## What to work on
Identify each line below that contains the word "para", and copy it out.

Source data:
+---+

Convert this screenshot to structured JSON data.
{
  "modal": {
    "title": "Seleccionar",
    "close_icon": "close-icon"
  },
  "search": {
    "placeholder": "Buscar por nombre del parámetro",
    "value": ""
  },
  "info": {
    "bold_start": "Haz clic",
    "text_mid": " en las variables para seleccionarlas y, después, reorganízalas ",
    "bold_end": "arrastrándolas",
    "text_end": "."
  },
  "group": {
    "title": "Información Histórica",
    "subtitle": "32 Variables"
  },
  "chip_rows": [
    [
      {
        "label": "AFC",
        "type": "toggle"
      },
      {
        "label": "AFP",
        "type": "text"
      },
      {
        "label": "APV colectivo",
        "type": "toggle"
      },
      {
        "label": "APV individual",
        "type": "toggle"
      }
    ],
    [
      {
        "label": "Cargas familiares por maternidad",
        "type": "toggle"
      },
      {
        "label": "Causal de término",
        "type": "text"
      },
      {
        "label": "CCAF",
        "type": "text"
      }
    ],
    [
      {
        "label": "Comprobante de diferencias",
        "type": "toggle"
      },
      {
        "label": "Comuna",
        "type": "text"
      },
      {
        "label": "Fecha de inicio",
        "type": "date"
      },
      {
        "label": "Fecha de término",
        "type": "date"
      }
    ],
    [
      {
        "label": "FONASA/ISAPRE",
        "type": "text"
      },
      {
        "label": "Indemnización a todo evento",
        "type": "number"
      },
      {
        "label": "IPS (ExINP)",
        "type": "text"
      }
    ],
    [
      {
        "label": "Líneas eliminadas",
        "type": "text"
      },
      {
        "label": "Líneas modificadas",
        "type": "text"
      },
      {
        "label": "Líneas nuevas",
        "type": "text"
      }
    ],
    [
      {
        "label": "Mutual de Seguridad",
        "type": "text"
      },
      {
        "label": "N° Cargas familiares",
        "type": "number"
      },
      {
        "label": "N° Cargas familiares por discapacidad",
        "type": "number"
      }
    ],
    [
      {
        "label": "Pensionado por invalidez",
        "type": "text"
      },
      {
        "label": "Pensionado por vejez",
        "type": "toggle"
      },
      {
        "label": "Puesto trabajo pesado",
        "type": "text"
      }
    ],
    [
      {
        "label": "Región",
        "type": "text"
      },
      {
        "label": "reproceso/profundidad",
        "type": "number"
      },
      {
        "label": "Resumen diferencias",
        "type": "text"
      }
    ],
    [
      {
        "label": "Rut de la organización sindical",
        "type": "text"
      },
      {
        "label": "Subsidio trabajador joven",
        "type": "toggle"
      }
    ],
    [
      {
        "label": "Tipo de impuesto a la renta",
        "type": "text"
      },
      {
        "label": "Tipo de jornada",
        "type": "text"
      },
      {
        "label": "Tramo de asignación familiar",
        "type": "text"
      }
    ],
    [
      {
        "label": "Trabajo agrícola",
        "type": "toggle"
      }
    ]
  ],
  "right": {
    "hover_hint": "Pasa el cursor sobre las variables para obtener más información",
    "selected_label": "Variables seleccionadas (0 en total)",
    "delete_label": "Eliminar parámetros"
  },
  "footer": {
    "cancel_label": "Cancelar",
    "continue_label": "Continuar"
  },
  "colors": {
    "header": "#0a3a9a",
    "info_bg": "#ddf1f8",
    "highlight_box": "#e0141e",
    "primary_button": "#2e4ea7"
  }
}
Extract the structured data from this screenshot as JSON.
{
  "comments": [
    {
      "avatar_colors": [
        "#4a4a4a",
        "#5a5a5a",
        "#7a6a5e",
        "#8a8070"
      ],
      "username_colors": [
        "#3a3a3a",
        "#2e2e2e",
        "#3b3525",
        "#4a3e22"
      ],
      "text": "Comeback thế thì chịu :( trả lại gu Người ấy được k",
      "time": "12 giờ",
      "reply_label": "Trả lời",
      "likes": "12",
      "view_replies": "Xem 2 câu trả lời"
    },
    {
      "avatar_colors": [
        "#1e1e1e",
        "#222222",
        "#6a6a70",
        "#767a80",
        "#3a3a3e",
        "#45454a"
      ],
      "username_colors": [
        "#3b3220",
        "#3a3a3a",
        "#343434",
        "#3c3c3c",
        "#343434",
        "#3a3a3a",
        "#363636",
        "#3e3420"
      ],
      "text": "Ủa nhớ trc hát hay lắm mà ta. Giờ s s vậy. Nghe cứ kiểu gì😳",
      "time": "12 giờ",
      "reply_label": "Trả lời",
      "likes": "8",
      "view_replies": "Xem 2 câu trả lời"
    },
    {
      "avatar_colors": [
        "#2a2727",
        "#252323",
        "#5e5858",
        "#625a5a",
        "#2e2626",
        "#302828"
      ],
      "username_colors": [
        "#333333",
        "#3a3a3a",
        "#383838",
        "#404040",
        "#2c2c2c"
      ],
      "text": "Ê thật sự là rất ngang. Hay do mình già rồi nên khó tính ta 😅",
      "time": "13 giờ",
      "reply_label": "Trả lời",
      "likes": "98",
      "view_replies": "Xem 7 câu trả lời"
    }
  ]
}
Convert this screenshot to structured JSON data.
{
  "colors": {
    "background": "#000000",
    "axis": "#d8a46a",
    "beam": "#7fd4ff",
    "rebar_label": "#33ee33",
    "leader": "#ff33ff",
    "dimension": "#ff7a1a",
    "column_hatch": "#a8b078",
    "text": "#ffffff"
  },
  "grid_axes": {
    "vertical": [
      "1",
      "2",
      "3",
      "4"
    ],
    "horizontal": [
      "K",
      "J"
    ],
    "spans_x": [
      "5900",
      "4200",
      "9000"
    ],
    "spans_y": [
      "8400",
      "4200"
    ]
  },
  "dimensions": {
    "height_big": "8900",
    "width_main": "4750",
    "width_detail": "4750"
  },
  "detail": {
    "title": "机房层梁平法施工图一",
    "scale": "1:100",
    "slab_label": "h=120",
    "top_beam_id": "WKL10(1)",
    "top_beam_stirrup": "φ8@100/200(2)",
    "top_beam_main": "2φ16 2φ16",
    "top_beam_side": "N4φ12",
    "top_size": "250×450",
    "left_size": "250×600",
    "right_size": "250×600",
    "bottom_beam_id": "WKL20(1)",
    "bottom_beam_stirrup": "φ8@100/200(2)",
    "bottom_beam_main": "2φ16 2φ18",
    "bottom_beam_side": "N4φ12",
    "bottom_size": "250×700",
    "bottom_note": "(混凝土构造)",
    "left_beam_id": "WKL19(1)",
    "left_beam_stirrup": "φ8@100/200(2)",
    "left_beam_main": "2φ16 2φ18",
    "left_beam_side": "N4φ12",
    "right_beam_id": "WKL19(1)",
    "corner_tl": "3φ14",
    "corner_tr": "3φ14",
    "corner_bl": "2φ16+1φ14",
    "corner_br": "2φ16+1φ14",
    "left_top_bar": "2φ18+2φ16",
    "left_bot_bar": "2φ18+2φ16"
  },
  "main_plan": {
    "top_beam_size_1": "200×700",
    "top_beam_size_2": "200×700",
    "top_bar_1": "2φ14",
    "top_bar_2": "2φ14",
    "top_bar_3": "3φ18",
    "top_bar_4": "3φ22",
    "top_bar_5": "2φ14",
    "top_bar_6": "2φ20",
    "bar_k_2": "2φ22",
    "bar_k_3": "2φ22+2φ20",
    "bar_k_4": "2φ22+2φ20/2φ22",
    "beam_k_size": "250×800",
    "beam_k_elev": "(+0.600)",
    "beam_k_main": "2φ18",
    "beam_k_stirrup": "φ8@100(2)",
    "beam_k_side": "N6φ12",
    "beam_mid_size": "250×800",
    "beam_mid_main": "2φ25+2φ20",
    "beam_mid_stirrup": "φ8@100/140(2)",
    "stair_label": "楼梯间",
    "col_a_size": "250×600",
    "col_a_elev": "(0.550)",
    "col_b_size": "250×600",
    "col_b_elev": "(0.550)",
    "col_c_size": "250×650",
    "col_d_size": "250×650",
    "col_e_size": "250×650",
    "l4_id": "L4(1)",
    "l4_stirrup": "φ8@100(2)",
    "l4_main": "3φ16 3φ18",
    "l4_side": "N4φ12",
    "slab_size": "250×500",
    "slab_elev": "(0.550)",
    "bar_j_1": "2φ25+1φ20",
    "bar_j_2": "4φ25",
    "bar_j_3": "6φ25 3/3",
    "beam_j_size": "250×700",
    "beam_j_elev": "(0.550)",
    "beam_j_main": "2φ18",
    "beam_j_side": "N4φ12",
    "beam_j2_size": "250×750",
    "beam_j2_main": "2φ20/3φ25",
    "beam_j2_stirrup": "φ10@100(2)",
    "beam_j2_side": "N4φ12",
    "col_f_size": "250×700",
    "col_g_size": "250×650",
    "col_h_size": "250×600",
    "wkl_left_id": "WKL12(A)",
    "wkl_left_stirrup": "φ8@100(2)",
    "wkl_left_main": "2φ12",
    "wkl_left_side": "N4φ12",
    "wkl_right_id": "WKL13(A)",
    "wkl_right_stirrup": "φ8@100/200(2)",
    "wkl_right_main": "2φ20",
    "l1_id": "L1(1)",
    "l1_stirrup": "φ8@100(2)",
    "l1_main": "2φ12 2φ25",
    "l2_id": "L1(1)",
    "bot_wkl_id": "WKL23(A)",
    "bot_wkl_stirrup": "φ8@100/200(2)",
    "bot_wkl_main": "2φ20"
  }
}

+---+

## Result for this exercise
    "text_mid": " en las variables para seleccionarlas y, después, reorganízalas ",
    "hover_hint": "Pasa el cursor sobre las variables para obtener más información",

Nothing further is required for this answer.